Racquet Studio has worked alongside many leading local and international fashion brands, coordinating a 40-person strong network of Australian photographers during the agency’s infancy without taking a cut of the artist’s fee. Instead, Racquet’s end would come from the strategic plan behind making these large-scale campaigns happen. Featuring a portfolio of clients that includes the likes of Topshop, Wrangler, Elwood and Afends, Sam regards the collaboration with Topdeck Travel for the ‘Racquet Studio Road Trip’ as the agency’s most successful undertaking to date.
“[The project] involved flying German photographer and Fuji ambassador Bob Sala to Australia,” says Sam. “He and another ten or so Racquet photographers travelled the east coast shooting for roughly 14 brands over the course of a week. It was a great trip and the first time I saw the pro bono model truly work.”
“The best advice would be to get a decent prime lens on a working camera body, and not fret about film stock as you find your creative voice.”

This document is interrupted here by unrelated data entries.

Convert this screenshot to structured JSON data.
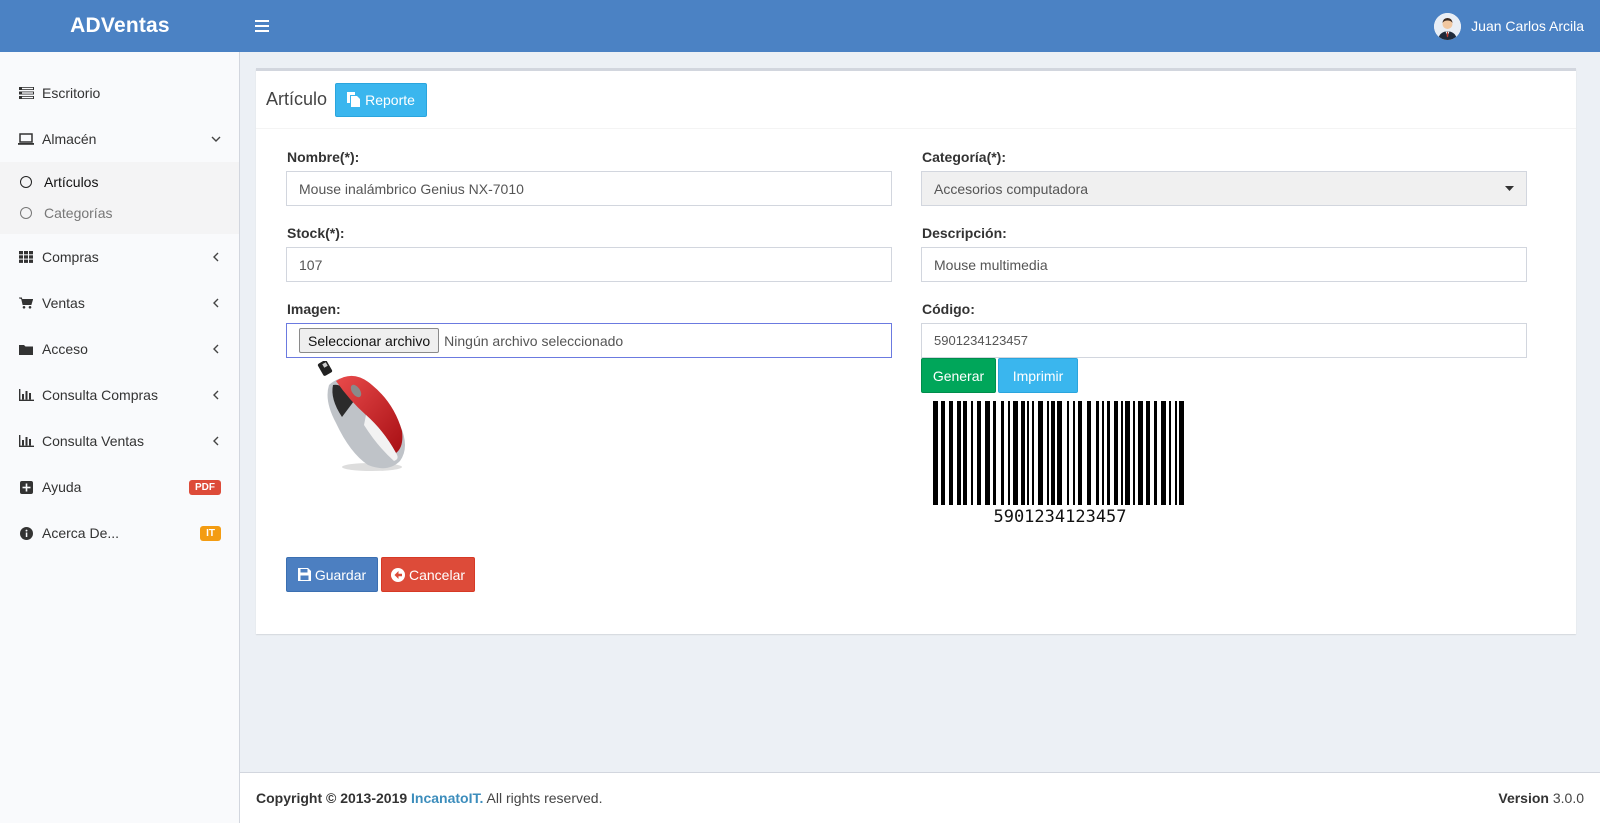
{
  "app": {
    "brand": "ADVentas"
  },
  "user": {
    "name": "Juan Carlos Arcila"
  },
  "sidebar": {
    "items": [
      {
        "label": "Escritorio"
      },
      {
        "label": "Almacén"
      },
      {
        "label": "Compras"
      },
      {
        "label": "Ventas"
      },
      {
        "label": "Acceso"
      },
      {
        "label": "Consulta Compras"
      },
      {
        "label": "Consulta Ventas"
      },
      {
        "label": "Ayuda",
        "badge": "PDF"
      },
      {
        "label": "Acerca De...",
        "badge": "IT"
      }
    ],
    "almacen_sub": [
      {
        "label": "Artículos"
      },
      {
        "label": "Categorías"
      }
    ]
  },
  "page": {
    "title": "Artículo",
    "report_button": "Reporte"
  },
  "form": {
    "nombre_label": "Nombre(*):",
    "nombre_value": "Mouse inalámbrico Genius NX-7010",
    "categoria_label": "Categoría(*):",
    "categoria_value": "Accesorios computadora",
    "stock_label": "Stock(*):",
    "stock_value": "107",
    "descripcion_label": "Descripción:",
    "descripcion_value": "Mouse multimedia",
    "imagen_label": "Imagen:",
    "file_button": "Seleccionar archivo",
    "file_status": "Ningún archivo seleccionado",
    "codigo_label": "Código:",
    "codigo_value": "5901234123457",
    "generar_button": "Generar",
    "imprimir_button": "Imprimir",
    "barcode_text": "5901234123457",
    "guardar_button": "Guardar",
    "cancelar_button": "Cancelar"
  },
  "footer": {
    "copyright_prefix": "Copyright © 2013-2019",
    "company": "IncanatoIT.",
    "rights": "All rights reserved.",
    "version_label": "Version",
    "version_value": "3.0.0"
  },
  "colors": {
    "header": "#4b82c4",
    "info": "#3ab6ee",
    "success": "#00a65a",
    "primary": "#4c7fc1",
    "danger": "#dd4b39",
    "badge_pdf": "#dd4b39",
    "badge_it": "#f39c12"
  }
}
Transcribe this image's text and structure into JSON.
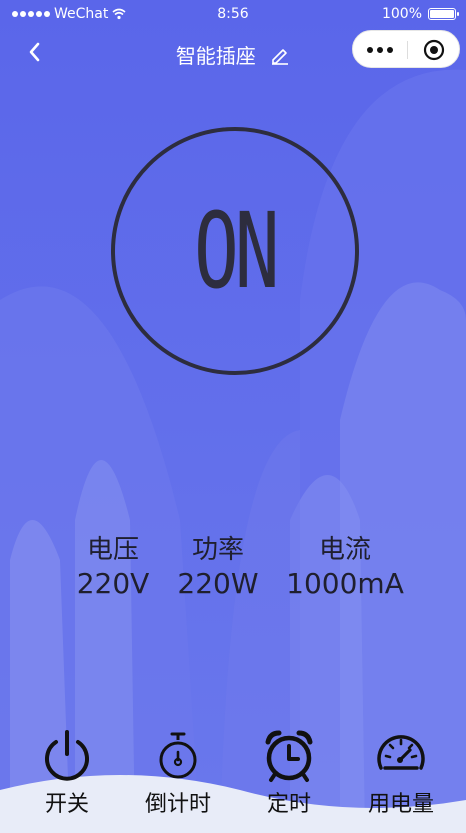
{
  "status_bar": {
    "carrier": "WeChat",
    "time": "8:56",
    "battery": "100%"
  },
  "nav": {
    "title": "智能插座",
    "back_icon": "chevron-left-icon",
    "edit_icon": "pencil-icon",
    "capsule_more_icon": "more-dots-icon",
    "capsule_close_icon": "target-icon"
  },
  "power": {
    "state": "ON"
  },
  "metrics": [
    {
      "label": "电压",
      "value": "220V"
    },
    {
      "label": "功率",
      "value": "220W"
    },
    {
      "label": "电流",
      "value": "1000mA"
    }
  ],
  "bottom_bar": [
    {
      "label": "开关",
      "icon": "power-icon"
    },
    {
      "label": "倒计时",
      "icon": "stopwatch-icon"
    },
    {
      "label": "定时",
      "icon": "alarm-clock-icon"
    },
    {
      "label": "用电量",
      "icon": "gauge-icon"
    }
  ],
  "colors": {
    "background": "#5561e6",
    "foreground_dark": "#2d2d3e"
  }
}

Sam’s move into photography might have been slightly longwinded, but with his mother being a professional photographer, it wasn’t actually such a huge paradigm shift. Having learned from a young age to shoot film with a Canon A-1, once he began working on campaigns professionally, he became a believer in hybrid photography so that he could keep digital backups. However, when it comes to making a selection, “film prevails nine out of ten times.”
“I like shooting film more because it slows me down a lot, helps me compose photos better and essentially eliminates the time I have to spend editing,” Sam explains.
With the photo lab almost constantly busy, Sam has taken a step back from working on campaigns, although he hopes to get back to shooting soon enough. In the meantime, Racquet remains focused on catering to some of the country’s top photographers, although Sam finds it incredibly rewarding when people drop by with their first-ever rolls of film. For those looking to get into shooting film for the first time, Sam offers some advice that will hopefully lead to more usable shots, as well as a way to progress as a photographer.
“It’s very easy to get sucked into the gear arms race and worry about what you’re shooting on. I think the best advice would be to get a decent prime lens on a working camera body, and not fret about film stock as you find your creative voice,” says Sam. “Also, embrace mistakes. If you shoot film they’re going to happen.”
Sydney and Melbourne like to steal the headlines when it comes to Australia’s creative output, but Brisbane is without doubt a worthy contender. For the city’s creative community as a whole, Racquet provides an important local hub where artists from across the country can interact and support each other. Sam is hugely grateful for the community that has built up around the photo lab, but saves a special mention for Sydney’s Rewind Photo Lab, who helped out during a one-time “perfect storm” of staffing issues, a medical emergency and the unwavering growth of the brand.
“It’s all about awareness and getting more people into the realm [of photography], regardless of where their rolls end up being developed,” says Sam. “Film is definitely becoming more popular on a global scale and that’s evident in the rolls we take and the number of new customers and first-timers coming through our doors.”
As the business approaches 100,000 developed rolls, between the agency, the gallery, the community and the photo lab, Racquet’s influence on Brisbane’s creative scene is there for all to see. While Sam says Racquet Film might not be “a traditional lab, nor the fastest”, you’d be hard-pressed to find anywhere that cares for film more. And with strong backing from a community that’s eager to support a top-notch photo lab, Racquet is here to stay.
Hudson Brown is a Melbourne-based freelance writer when he's not travelling the globe. His words have been featured in the likes of SBS Food, Treadlie Magazine and Paper Sea Quarterly, while he was previously the editorial assistant for small footprint living publication Assemble Papers. He is also a regular contributor to Concrete Playground where he covers the latest art, culture and gastronomic happenings around town.